ASSIGNED TASK :: I'd like the entries reproduced exactly, with all pictures omitted.

SUPPLIED RECORDS ::
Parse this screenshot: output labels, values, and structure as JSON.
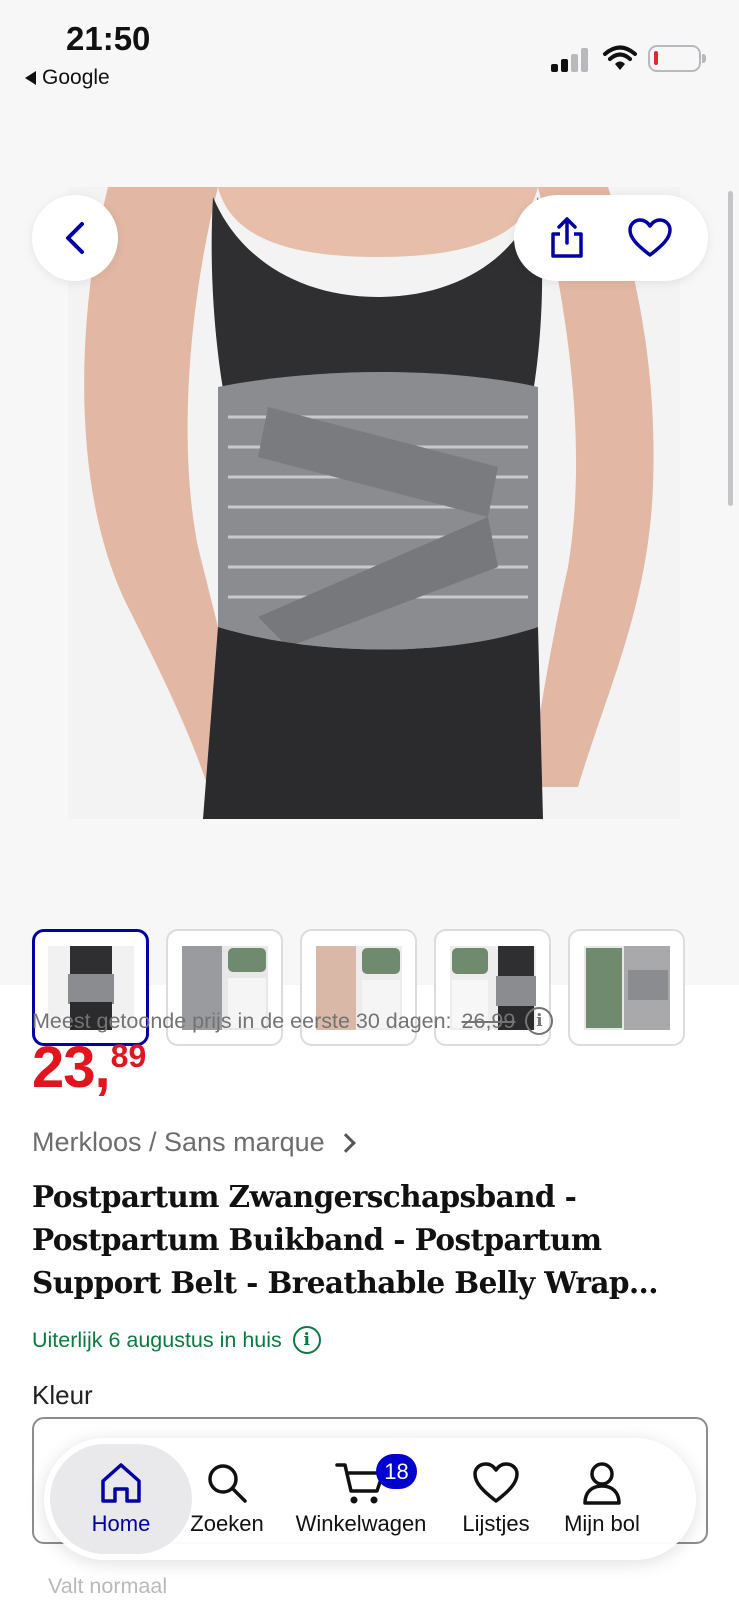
{
  "status_bar": {
    "time": "21:50",
    "back_app": "Google",
    "icons": [
      "signal-icon",
      "wifi-icon",
      "battery-low-icon"
    ]
  },
  "toolbar": {
    "icons": [
      "back-chevron-icon",
      "share-icon",
      "heart-icon"
    ]
  },
  "gallery": {
    "thumbnail_count": 5,
    "selected_index": 0
  },
  "price": {
    "note": "Meest getoonde prijs in de eerste 30 dagen:",
    "old_price": "26,99",
    "euros": "23,",
    "cents": "89"
  },
  "product": {
    "brand": "Merkloos / Sans marque",
    "title_lines": [
      "Postpartum Zwangerschapsband -",
      "Postpartum Buikband - Postpartum",
      "Support Belt - Breathable Belly Wrap..."
    ],
    "delivery": "Uiterlijk 6 augustus in huis",
    "color_label": "Kleur",
    "fit_note": "Valt normaal"
  },
  "nav": {
    "items": [
      {
        "label": "Home",
        "icon": "home-icon"
      },
      {
        "label": "Zoeken",
        "icon": "search-icon"
      },
      {
        "label": "Winkelwagen",
        "icon": "cart-icon"
      },
      {
        "label": "Lijstjes",
        "icon": "heart-icon"
      },
      {
        "label": "Mijn bol",
        "icon": "user-icon"
      }
    ],
    "cart_count": "18"
  },
  "colors": {
    "accent": "#0000a4",
    "price": "#e2141e",
    "delivery": "#0a7a3f"
  }
}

ANSWER SPACE ::
Parse this screenshot: output labels, values, and structure as JSON.
{
  "status_bar": {
    "time": "21:50",
    "back_app": "Google",
    "icons": [
      "signal-icon",
      "wifi-icon",
      "battery-low-icon"
    ]
  },
  "toolbar": {
    "icons": [
      "back-chevron-icon",
      "share-icon",
      "heart-icon"
    ]
  },
  "gallery": {
    "thumbnail_count": 5,
    "selected_index": 0
  },
  "price": {
    "note": "Meest getoonde prijs in de eerste 30 dagen:",
    "old_price": "26,99",
    "euros": "23,",
    "cents": "89"
  },
  "product": {
    "brand": "Merkloos / Sans marque",
    "title_lines": [
      "Postpartum Zwangerschapsband -",
      "Postpartum Buikband - Postpartum",
      "Support Belt - Breathable Belly Wrap..."
    ],
    "delivery": "Uiterlijk 6 augustus in huis",
    "color_label": "Kleur",
    "fit_note": "Valt normaal"
  },
  "nav": {
    "items": [
      {
        "label": "Home",
        "icon": "home-icon"
      },
      {
        "label": "Zoeken",
        "icon": "search-icon"
      },
      {
        "label": "Winkelwagen",
        "icon": "cart-icon"
      },
      {
        "label": "Lijstjes",
        "icon": "heart-icon"
      },
      {
        "label": "Mijn bol",
        "icon": "user-icon"
      }
    ],
    "cart_count": "18"
  },
  "colors": {
    "accent": "#0000a4",
    "price": "#e2141e",
    "delivery": "#0a7a3f"
  }
}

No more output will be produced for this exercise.